In addition to spreading diseases like Bartonella, fleas can contribute to allergy flare-ups in dogs. If your dog is flea allergic, all it takes is the saliva from the one bite of a flea to trigger an allergic flare-up.
Therefore, it is important to keep your dog on year-round flea prevention. Flea preventatives come in oral and topical treatments. Please talk with your veterinarian about which preventative is best for your dog.
Medicated shampoo for dogs
Medicated shampoos can be used to treat fungal and bacterial infections as well as reduce the number of allergens that build up in your dog’s fur. Most protocols involve bathing your dog one to two times per week and letting the shampoo sit for a contact time of 10 to 15 minutes before rinsing it off. Talk with your veterinarian about which shampoos and bathing frequency would be best for your dog.

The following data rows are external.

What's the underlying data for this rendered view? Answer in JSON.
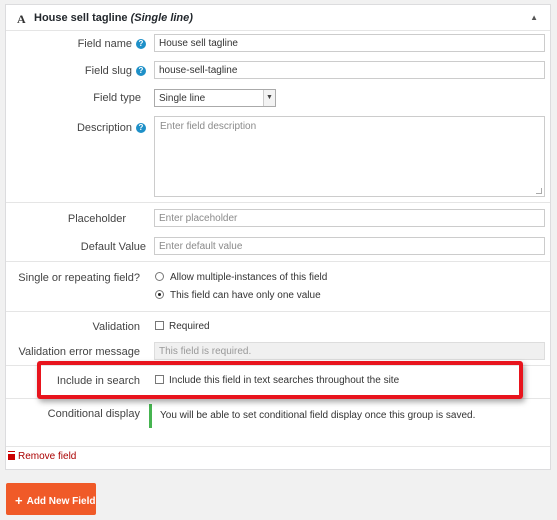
{
  "header": {
    "type_icon": "A",
    "title": "House sell tagline",
    "subtitle": "(Single line)",
    "collapse_icon": "triangle-up-icon"
  },
  "fields": {
    "field_name": {
      "label": "Field name",
      "help": "?",
      "value": "House sell tagline"
    },
    "field_slug": {
      "label": "Field slug",
      "help": "?",
      "value": "house-sell-tagline"
    },
    "field_type": {
      "label": "Field type",
      "value": "Single line"
    },
    "description": {
      "label": "Description",
      "help": "?",
      "placeholder": "Enter field description"
    },
    "placeholder": {
      "label": "Placeholder",
      "placeholder": "Enter placeholder"
    },
    "default_value": {
      "label": "Default Value",
      "help": "?",
      "placeholder": "Enter default value"
    }
  },
  "repeating": {
    "label": "Single or repeating field?",
    "options": [
      {
        "label": "Allow multiple-instances of this field",
        "checked": false
      },
      {
        "label": "This field can have only one value",
        "checked": true
      }
    ]
  },
  "validation": {
    "label": "Validation",
    "required_label": "Required",
    "error_label": "Validation error message",
    "error_placeholder": "This field is required."
  },
  "search": {
    "label": "Include in search",
    "option_label": "Include this field in text searches throughout the site"
  },
  "conditional": {
    "label": "Conditional display",
    "notice": "You will be able to set conditional field display once this group is saved."
  },
  "remove_label": "Remove field",
  "add_button_label": "Add New Field",
  "colors": {
    "accent_orange": "#f05a28",
    "highlight_red": "#e8141d",
    "notice_green": "#46b450",
    "help_blue": "#1e90c8",
    "remove_red": "#a00"
  }
}
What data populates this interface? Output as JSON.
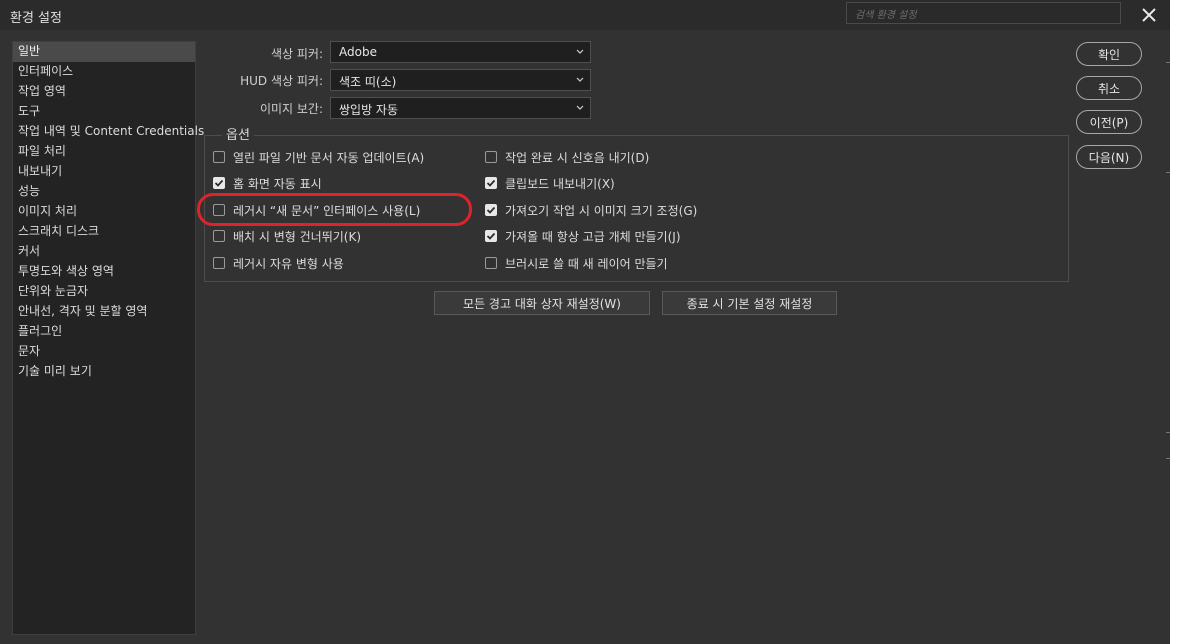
{
  "window": {
    "title": "환경 설정"
  },
  "search": {
    "placeholder": "검색 환경 설정"
  },
  "icons": {
    "close": "close-icon",
    "caret": "chevron-down-icon",
    "check": "checkmark-icon"
  },
  "colors": {
    "highlight": "#e0222a",
    "background": "#323232",
    "sidebar": "#232323",
    "selected": "#4a4a4a"
  },
  "sidebar": {
    "items": [
      {
        "label": "일반",
        "selected": true
      },
      {
        "label": "인터페이스"
      },
      {
        "label": "작업 영역"
      },
      {
        "label": "도구"
      },
      {
        "label": "작업 내역 및 Content Credentials"
      },
      {
        "label": "파일 처리"
      },
      {
        "label": "내보내기"
      },
      {
        "label": "성능"
      },
      {
        "label": "이미지 처리"
      },
      {
        "label": "스크래치 디스크"
      },
      {
        "label": "커서"
      },
      {
        "label": "투명도와 색상 영역"
      },
      {
        "label": "단위와 눈금자"
      },
      {
        "label": "안내선, 격자 및 분할 영역"
      },
      {
        "label": "플러그인"
      },
      {
        "label": "문자"
      },
      {
        "label": "기술 미리 보기"
      }
    ]
  },
  "fields": {
    "color_picker": {
      "label": "색상 피커:",
      "value": "Adobe"
    },
    "hud_picker": {
      "label": "HUD 색상 피커:",
      "value": "색조 띠(소)"
    },
    "interpolation": {
      "label": "이미지 보간:",
      "value": "쌍입방 자동"
    }
  },
  "options": {
    "legend": "옵션",
    "left": [
      {
        "label": "열린 파일 기반 문서 자동 업데이트(A)",
        "checked": false
      },
      {
        "label": "홈 화면 자동 표시",
        "checked": true
      },
      {
        "label": "레거시 “새 문서” 인터페이스 사용(L)",
        "checked": false
      },
      {
        "label": "배치 시 변형 건너뛰기(K)",
        "checked": false
      },
      {
        "label": "레거시 자유 변형 사용",
        "checked": false
      }
    ],
    "right": [
      {
        "label": "작업 완료 시 신호음 내기(D)",
        "checked": false
      },
      {
        "label": "클립보드 내보내기(X)",
        "checked": true
      },
      {
        "label": "가져오기 작업 시 이미지 크기 조정(G)",
        "checked": true
      },
      {
        "label": "가져올 때 항상 고급 개체 만들기(J)",
        "checked": true
      },
      {
        "label": "브러시로 쓸 때 새 레이어 만들기",
        "checked": false
      }
    ]
  },
  "buttons": {
    "reset_warnings": "모든 경고 대화 상자 재설정(W)",
    "reset_on_quit": "종료 시 기본 설정 재설정",
    "ok": "확인",
    "cancel": "취소",
    "prev": "이전(P)",
    "next": "다음(N)"
  }
}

Also, simply wiping a dog’s body and paws down with a cold, wet washcloth after being outdoors will remove allergens from the coat and can help reduce allergy symptoms for dogs with environmental allergies.
Vacuuming/washing pet beds
Dust mites are a common source of allergens in humans and pets. Although it’s difficult to completely eliminate dust mites from the environment, routine vacuuming, and washing dog bedding in hot water will help reduce the number of dust mites in the environment.
Bottom line on environmental changes for dogs with allergies
BOTTOM LINE: Environmental changes can help reduce the allergen load on and around your dog, thus decreasing the allergic reaction. When it comes to allergies, every little bit helps, but these changes are not meant to be a stand-alone management tool.
Infographic: Allergy medicine for dogs
As a summary, the infographic below is your quick reference guide to understanding how each allergy treatment option works, the dosing frequency, and the pros and cons.
Partner with your veterinarian to help you find the best allergy medicine for your dog
Thankfully, there are a lot of options today for allergy medicines for dogs. Please talk with your veterinarian about which medication options may be best for managing allergies in your dog. Your beloved canine companion will thank you for it.
What questions do you have about allergy medicine for dogs?
Please comment below.